Every now and then, you may notice new features in Burlingame parks. A cornhole game here, a water bottle refill station there. It’s as if they appear by magic.
But it’s not. It’s actually the work of the Burlingame Parks and Recreation Foundation, which raises funds and works with the city to determine how to place needed features at all the parks. Parks and Recreation crews do the installations.
While it might seem as if only your park gets stuff, it is actually spread throughout the city intentionally.
“We make sure we help out with all sections,” said Randy Schwartz, president of the foundation.
Schwartz has been president since about the time he retired as Hillsborough city manager four years ago and after a long career of public service that included being Burlingame’s Park and Recreation director. So he’s familiar with the city and its needs. But it’s a team effort and includes fundraisers such as a new speaker series and the upcoming Muddy Mile on the Bayside. Another one is coming up next weekend at Washington Park. It’s the fourth annual bocce tournament at the new and improved courts that now has a double barbecue and an adjacent cornhole setup and horseshoe pits. Next month, the foundation will be approving $25,000 to purchase and install lights over the bocce courts, so there can be some nighttime use. In addition to that, Schwartz reports that in the past year, the foundation has purchased and donated eight benches for local tennis courts, two outdoor cornhole sets (they are looking for the right spot for the second one), five parks tables with checkers board inlaid, the Washington Park barbecue, two water bottle refill stations for Bayside Park and one bicycle repair station. They’ve also mapped Mills Canyon and will be donating $5,000 to the City Council for youth recreation scholarships, according to Schwartz.
Most recently, the foundation built, painted and installed chalkboards for the children at Paloma Park after seeing children’s drawings on the back fence.
Burlingame has beautiful and well-used parks. But as with any public facility, area or building, they can always use some extras — and that’s where the foundation comes in.
When the Daily Journal wrote about San Carlos’ Iron Ox in late 2017, we knew they were on to something. After all, it’s not often you hear of a company building a robotic greenhouse.
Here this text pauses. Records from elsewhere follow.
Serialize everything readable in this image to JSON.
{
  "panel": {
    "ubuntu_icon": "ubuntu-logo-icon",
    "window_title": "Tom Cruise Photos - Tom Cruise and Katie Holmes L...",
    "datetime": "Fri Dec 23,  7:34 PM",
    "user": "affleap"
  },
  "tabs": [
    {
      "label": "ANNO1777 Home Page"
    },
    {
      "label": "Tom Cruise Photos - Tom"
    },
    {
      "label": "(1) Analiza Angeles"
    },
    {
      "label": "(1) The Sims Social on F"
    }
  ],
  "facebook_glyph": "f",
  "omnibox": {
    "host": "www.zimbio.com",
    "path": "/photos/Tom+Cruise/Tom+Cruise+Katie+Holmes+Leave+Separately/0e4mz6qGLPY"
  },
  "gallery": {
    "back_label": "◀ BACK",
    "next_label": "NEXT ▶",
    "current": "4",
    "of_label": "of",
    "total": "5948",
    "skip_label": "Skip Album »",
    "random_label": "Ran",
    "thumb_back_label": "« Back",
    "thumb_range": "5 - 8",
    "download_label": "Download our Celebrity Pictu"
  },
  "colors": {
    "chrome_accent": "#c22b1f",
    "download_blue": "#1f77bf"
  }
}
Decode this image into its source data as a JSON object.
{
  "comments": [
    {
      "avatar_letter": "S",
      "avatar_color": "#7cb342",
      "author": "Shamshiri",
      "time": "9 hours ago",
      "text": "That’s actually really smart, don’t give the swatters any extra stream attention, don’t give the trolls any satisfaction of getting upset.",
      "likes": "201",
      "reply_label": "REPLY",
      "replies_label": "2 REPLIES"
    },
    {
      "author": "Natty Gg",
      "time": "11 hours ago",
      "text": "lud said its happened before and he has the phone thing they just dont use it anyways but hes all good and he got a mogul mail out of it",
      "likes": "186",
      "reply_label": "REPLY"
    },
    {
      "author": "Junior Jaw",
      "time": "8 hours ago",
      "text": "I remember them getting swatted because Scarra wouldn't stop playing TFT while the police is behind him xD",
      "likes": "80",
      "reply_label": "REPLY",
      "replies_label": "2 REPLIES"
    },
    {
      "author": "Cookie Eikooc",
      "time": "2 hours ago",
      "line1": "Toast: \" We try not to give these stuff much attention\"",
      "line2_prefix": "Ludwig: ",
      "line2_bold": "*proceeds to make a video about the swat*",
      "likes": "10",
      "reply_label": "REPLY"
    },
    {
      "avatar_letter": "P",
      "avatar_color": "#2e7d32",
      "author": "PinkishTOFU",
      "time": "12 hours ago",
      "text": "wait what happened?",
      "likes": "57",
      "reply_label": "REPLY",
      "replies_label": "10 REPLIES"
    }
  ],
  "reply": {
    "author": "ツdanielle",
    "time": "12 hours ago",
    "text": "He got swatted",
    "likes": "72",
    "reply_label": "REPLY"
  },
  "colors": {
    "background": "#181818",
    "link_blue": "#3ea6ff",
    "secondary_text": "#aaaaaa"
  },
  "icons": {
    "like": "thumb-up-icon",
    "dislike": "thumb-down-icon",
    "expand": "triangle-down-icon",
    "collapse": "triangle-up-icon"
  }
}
But the unique company that focuses on building an automated farming system decided last week to share their crops locally.
According to the company, its first Bay Area partner will be Bianchini’s in San Carlos, which will sell three different varietals — red-vein sorrel, Genevieve basil and baby lettuce heads. Rather than the typical 2,000-mile journey a head of lettuce typically takes in the United States, these little bundles of produce will travel just more than a half a mile on Friday and be on the shelves within 24 hours.
The company is trying new methods of farming with plant science, machine learning and robotics and while some people might be saying it’s the stuff of “Brave New World,” it really is just an extension of how we already produce agriculture. It might also give a leg up to local producers who could benefit from an update on their methodology to help stay competitive with big agriculture.
With the world’s population growing, the technology Iron Ox is working on might be able to make certain areas that don’t benefit from traditional good climates and soil more food stable, which makes them more politically stable. It could also provide ways to reduce the use of harmful chemicals. And who knows? It might even taste great.
The Millbrae Pancake House is celebrating its 60th anniversary this weekend. I’ve never been, but heard it’s good.
Sad to see Retro Sweets on Howard Avenue in downtown Burlingame shut its doors. The official reason was that it could no longer keep up with the changing retail climate. It was at the corner of Lorton Avenue for 11 years, though it seemed much longer. Before it opened, it was a paint store, I think Gray’s, which is now on California Drive.
Nazareth Enterprise just purchased its Ice Oasis location in the Bridgepointe Shopping Center for $11.5 million. After some concern the rink would become retail, it was rescued by Nazareth in 2017. The shopping center was sold a bit ago but the rink was not part of the deal. This purchase, according to Mounir Kardosh, Nazareth CEO, will allow for more extensive work to be done to the facility like a new roof and solar panels. There are also some deals in the works for partner tenants, he added.
Jon Mays is the editor in chief of the Daily Journal. He can be reached at firstname.lastname@example.org. Follow Jon on Twitter @jonmays.